“One day last week James B. Robinson who occupies the late James J. Gross farm in the southwestern part of the town, went to Fox Ridge, where he bought a pair of steers, driving them to Auburn, a distance of fourteen miles in one day, and the next day driving them home, where he is now using them in plowing and doing other farm work. His journey through Auburn attracted much attention, a yoke of cattle being a rare sight these days in city streets, or farm roads, either. Mr. Robinson is nearly 84 years old, but is a vigorous and active man.”
Auburnians F. D. Burleigh and his wife Clara L. Stockwell wrote a letter home to her father recounting their ordeal in San Francisco having survived the great earthquake.
“We escaped San Francisco yesterday with what little baggage we could carry by hand. Last night we were taken in temporarily by acquaintances here and are trying to find a way to reach Los Angeles. Dean and Mr. Pyre represent a company with $35, 000, 000 in capital but cannot get in communication with them and we are almost penniless. Oakland banks are all closed, fearing a run, and no one here seems to be able to give us any help financially. If we can reach Los Angeles, money and telegraphic communications will be easier to obtain we hope. And, too, smallpox has broken out in San Francisco, it will soon be quarantined and in that case this place will be infected, too. The fire is out and our flat was saved.”
Mrs. Burleigh tells that the fire did not damage their household goods but she lost a valuable watch at a jeweler’s. Continuing she says: “The weather has turned cold and the suffering and sickness will no doubt be doubled. We have cause to be grateful that our lives were spared and our household goods saved. But no one who was not there can ever get even the faintest idea of the horror of the hours since 5:15 last Wednesday morning. I have to stop and study before I can name a day that anything happened, for every hour seemed a day and ever day was nameless.”
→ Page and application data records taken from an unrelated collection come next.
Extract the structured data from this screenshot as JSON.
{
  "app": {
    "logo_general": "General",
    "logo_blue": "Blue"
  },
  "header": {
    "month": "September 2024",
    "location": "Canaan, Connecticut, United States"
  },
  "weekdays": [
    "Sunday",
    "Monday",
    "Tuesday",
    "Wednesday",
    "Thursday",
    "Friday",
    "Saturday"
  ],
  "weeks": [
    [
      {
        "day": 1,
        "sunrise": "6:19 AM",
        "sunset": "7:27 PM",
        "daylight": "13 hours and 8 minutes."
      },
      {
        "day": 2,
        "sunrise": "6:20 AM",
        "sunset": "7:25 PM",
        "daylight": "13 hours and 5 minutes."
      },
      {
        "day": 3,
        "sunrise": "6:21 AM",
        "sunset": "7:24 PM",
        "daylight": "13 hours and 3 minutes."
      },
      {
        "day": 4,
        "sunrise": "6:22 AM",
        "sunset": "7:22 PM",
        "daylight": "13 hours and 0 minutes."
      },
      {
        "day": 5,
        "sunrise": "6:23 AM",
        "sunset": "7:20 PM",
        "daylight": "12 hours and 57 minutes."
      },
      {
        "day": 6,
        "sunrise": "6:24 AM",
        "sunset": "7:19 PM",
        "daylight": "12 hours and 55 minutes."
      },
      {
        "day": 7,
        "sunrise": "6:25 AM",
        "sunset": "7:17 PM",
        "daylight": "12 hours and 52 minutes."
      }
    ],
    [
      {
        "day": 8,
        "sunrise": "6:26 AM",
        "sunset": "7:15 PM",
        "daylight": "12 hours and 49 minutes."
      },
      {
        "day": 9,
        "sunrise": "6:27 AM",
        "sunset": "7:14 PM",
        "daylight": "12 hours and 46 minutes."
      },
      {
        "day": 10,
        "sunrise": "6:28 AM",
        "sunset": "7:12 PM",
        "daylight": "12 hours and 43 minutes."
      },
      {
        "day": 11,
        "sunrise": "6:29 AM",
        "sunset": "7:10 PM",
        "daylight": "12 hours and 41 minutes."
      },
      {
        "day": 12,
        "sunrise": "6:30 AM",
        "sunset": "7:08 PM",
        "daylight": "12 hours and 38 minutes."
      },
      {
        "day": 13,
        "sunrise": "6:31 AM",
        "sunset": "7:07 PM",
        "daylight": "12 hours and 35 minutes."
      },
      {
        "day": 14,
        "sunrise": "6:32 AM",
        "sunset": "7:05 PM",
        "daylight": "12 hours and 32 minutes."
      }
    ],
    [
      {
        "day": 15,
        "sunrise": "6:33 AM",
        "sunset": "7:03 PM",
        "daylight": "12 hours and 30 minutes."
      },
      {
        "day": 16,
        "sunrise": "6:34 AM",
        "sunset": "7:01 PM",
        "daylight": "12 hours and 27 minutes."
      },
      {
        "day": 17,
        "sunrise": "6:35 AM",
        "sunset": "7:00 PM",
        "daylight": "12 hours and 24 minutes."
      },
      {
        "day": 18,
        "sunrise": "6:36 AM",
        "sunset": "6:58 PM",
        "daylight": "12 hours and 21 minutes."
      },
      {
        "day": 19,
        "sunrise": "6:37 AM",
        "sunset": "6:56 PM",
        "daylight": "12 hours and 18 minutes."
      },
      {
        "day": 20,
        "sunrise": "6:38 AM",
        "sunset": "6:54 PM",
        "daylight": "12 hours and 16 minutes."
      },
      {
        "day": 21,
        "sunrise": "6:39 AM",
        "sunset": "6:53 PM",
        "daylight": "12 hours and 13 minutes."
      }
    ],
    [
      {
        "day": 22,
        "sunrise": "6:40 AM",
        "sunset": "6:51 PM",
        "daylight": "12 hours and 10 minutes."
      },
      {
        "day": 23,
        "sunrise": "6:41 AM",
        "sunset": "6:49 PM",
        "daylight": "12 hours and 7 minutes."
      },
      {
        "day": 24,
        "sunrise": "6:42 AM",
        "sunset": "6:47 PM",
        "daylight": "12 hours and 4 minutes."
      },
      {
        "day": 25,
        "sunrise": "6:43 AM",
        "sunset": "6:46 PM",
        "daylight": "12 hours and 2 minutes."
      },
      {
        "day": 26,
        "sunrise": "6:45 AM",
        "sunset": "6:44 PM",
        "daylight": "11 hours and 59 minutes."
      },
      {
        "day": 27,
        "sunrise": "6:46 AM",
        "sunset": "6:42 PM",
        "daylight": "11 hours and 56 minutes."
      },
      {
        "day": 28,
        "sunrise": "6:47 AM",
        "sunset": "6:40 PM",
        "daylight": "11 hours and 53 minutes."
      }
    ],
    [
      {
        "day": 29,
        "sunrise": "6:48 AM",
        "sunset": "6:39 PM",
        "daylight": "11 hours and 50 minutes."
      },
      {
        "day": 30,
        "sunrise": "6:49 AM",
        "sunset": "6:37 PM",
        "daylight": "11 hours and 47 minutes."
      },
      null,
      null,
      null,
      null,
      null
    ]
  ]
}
Her letter told of fear and death and desolation during those first dreadful hours. “The house rocked back and forth and rose and sank all at once, together with an awful roaring and rambling and the noise of falling bricks and breaking crockery. I got to the door just as soon as the floor was quiet enough to let me walk and by even that time the first column of smoke was rising in the south. Little did we think that it was signal of a horror worse than the earthquake.”
“Thousands camped as thick as grass blades with no shelter except some kind devised from their small store of baggage; women fainting in the road and carried by the loads to the United States hospital.”
Amidst the charming tale of cattle being driven down Genesee Street and the harrowing recount of Mrs. Burleigh’s earthquake experience in the May 15th Auburn Semi-Weekly Journal, sits the brief death notice of my 87 year old, great great grandfather, Daniel J. Jennings.
“JENNINGS – At the residence of his daughter Mrs. John J. Trowbridge, East Orange, N.J., Thursday, May 10, 1906. Daniel Jennings (formerly of Auburn) in the 87th year of his age. Remains will arrive in Auburn via N.Y.C & H. R. R. Sunday morning, May 14 at 6:46 o’clock. Funeral services at the residence of his son, W. H. Jennings, No 9 Easterly avenue, in the afternoon at 3:00 o’clock. Burial at North Street Cemetery.”
A Note to My Readers: Life is a constantly moving stream of events. Large and small. Comical and quaint. Devastating and Tragic. Reading old newspapers -front to back- illustrates that fact like no other experience. In Daniel’s hometown of Auburn, the excitement of old Jim Robinson’s cattle drive through town…kicking up dust and causing a ruckus…made as newsworthy an event as did the complete destruction of one of the nation’s largest cities. Within all of that drama an old man’s body made its way home to be lifted from the train and carried by horse and wagon to North Street Cemetery where the Jennings laid him to rest with only a hymn disturbing the air to mark the occasion.
Deborah J. Martin-Plugh
Author, Contributing Writer and Genealogical Researcher